The control valve elements of the disclosed hydraulic tappet arrangements are specifically designed to assure that such closure takes place when a predetermined rate of flow out of the chamber is reached. Such design involves proper selection of the valve opening bias, the size and shape of the valve closure element, whether it be a ball 48 or reed 62, and the contour of the associated caging device which directs the flow of oil around the valve closure element. In addition, consideration must be given to the oil mass and viscosity, the latter being affected by the normal operating temperature.
With such a control valve design, the effect is to permit yielding of the tappet during the initial portion of movement of the tappet body by its associated cam 28 until a predetermined critical rate is reached at which oil flow out of chamber 40 overcomes the opening bias of the control valve and closes the port 46. When this occurs, the tappet, or lifter, in effect becomes solid and further upward motion of the tappet body causes its respective valve to be opened on a curve represented by a portion of the cam lift curve of FIG. 4a above the point at which the initial valve motion began. Such exemplary valve lift curves 66, 68 are shown in FIG. 4c.

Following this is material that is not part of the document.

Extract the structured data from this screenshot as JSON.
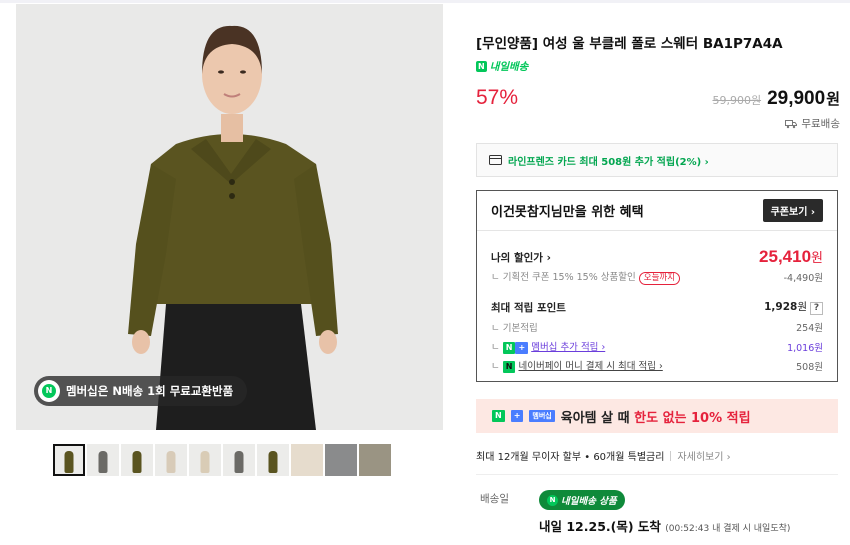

FIG. 4b illustrates the cam lift rates 70, 72 for a cam having the lift curve of FIG. 4a when the engine is operated at two different engine speeds, N and 2N respectively. As should be obvious, and is apparent from the drawing, the rates of lift of the cam vary with engine speed. Thus, the critical lift rate, which is indicated by the line 74 in the Figure, is reached at an earlier point in the cam lift curve as the engine speed is increased. Thus, while the cam lift 64 or path followed by the lifter body as illustrated in FIG. 4a is constant, the amount of valve opening or valve lift is something less and varies with engine speed as shown by the dashed and solid lines 66, 68 of FIG. 4c. More importantly, however, FIG. 4c also illustrates that a substantial change in timing of the opening and closing events of the valve is accomplished by the mechanism of the current invention wherein an increase in speed provides both earlier valve opening and later valve closing points.
FIG. 5 illustrates the results of this concept when applied to both intake and exhaust valves of an engine. The solid lines 76, 78 respectively indicate the valve lift curves for the exhaust and intake valves of the same cylinder, with the engine operating at high speed and a relatively small amount of valve lash or valve lift delay being present. In this condition, both overlap and valve opening periods are at a maximum, providing the best breathing conditions for high speed operation. The dashed lines 80, 82 respectively indicate the lift curves of the same exhaust and intake valves when the engine is operated at a substantially slower speed, which results in substantially greater delay of valve lift and increased effective lash in the mechanism. Under these conditions, the valve overlap is significantly reduced and the valve opening periods are also shortened, providing better conditions for smooth running of the engine with adequate breathing capabilities for the lower speed.
While the invention has been disclosed by reference to certain preferred embodiments, it should be understood that numerous changes could be made without departing from the scope of the inventive concepts disclosed. Accordingly, it is intended that the invention not be limited, except by the language of the following claims.